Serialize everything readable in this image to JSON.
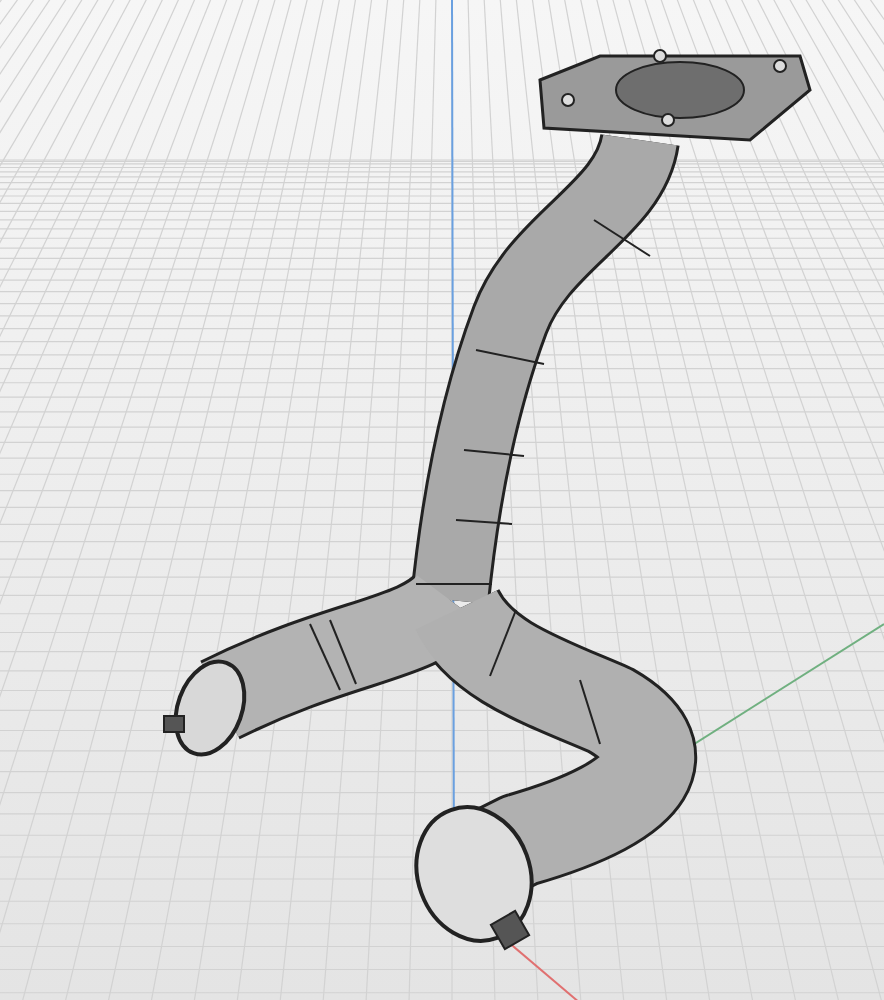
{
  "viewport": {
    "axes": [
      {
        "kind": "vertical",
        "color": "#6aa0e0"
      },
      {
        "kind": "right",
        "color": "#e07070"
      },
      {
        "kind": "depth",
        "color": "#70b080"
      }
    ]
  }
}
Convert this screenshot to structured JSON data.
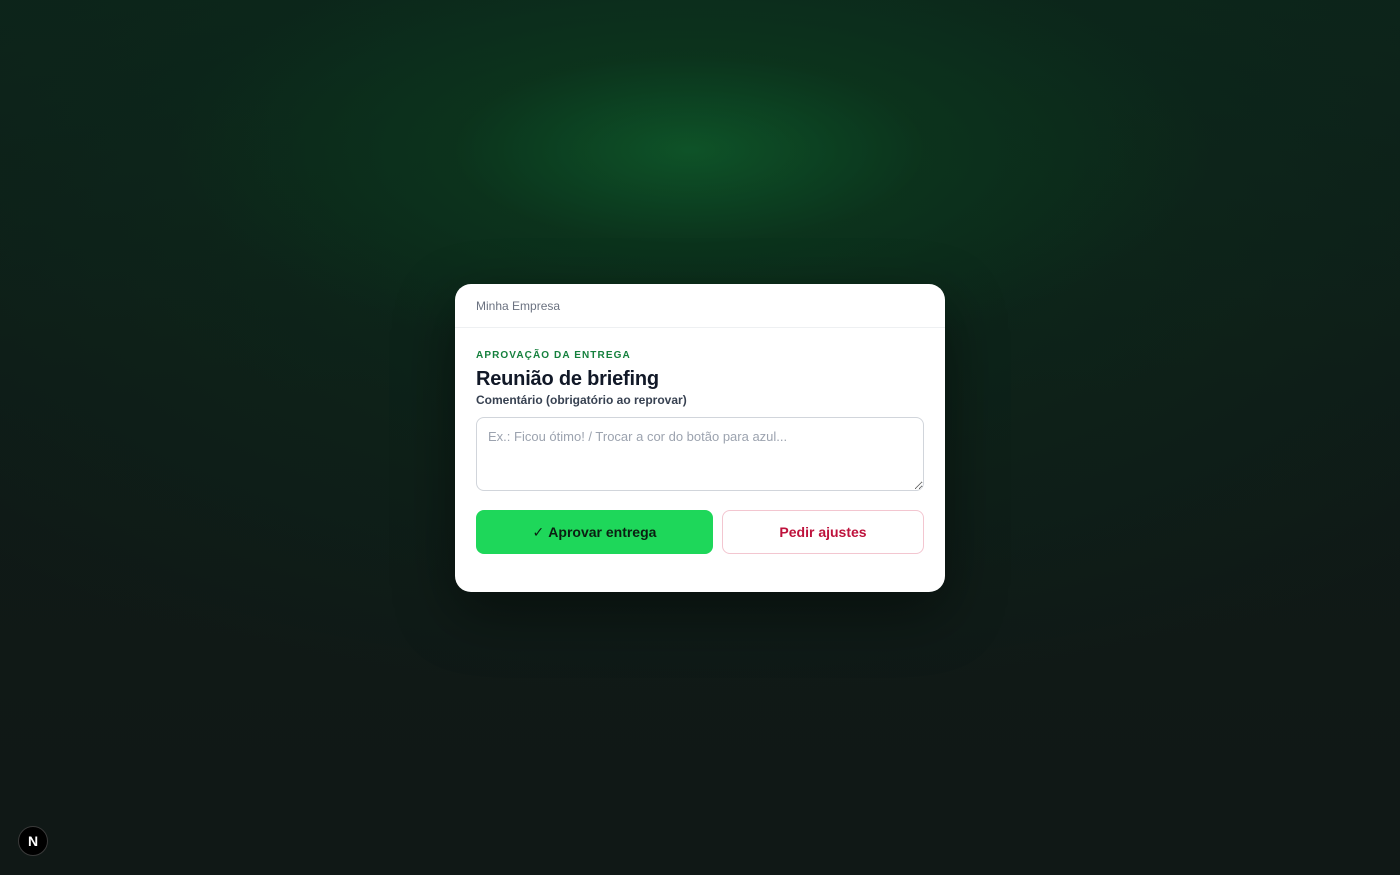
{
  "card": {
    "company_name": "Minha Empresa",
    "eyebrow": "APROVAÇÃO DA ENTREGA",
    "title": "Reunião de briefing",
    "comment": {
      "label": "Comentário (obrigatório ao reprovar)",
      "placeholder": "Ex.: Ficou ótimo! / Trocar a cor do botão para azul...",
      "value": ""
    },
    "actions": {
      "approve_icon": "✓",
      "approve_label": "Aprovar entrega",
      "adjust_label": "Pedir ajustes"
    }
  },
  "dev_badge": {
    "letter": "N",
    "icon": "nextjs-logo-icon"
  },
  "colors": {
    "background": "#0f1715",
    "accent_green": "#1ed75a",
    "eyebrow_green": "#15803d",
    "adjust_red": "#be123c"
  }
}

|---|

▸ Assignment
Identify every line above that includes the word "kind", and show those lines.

▸ Task solution
        "kind": "vertical",
        "kind": "right",
        "kind": "depth",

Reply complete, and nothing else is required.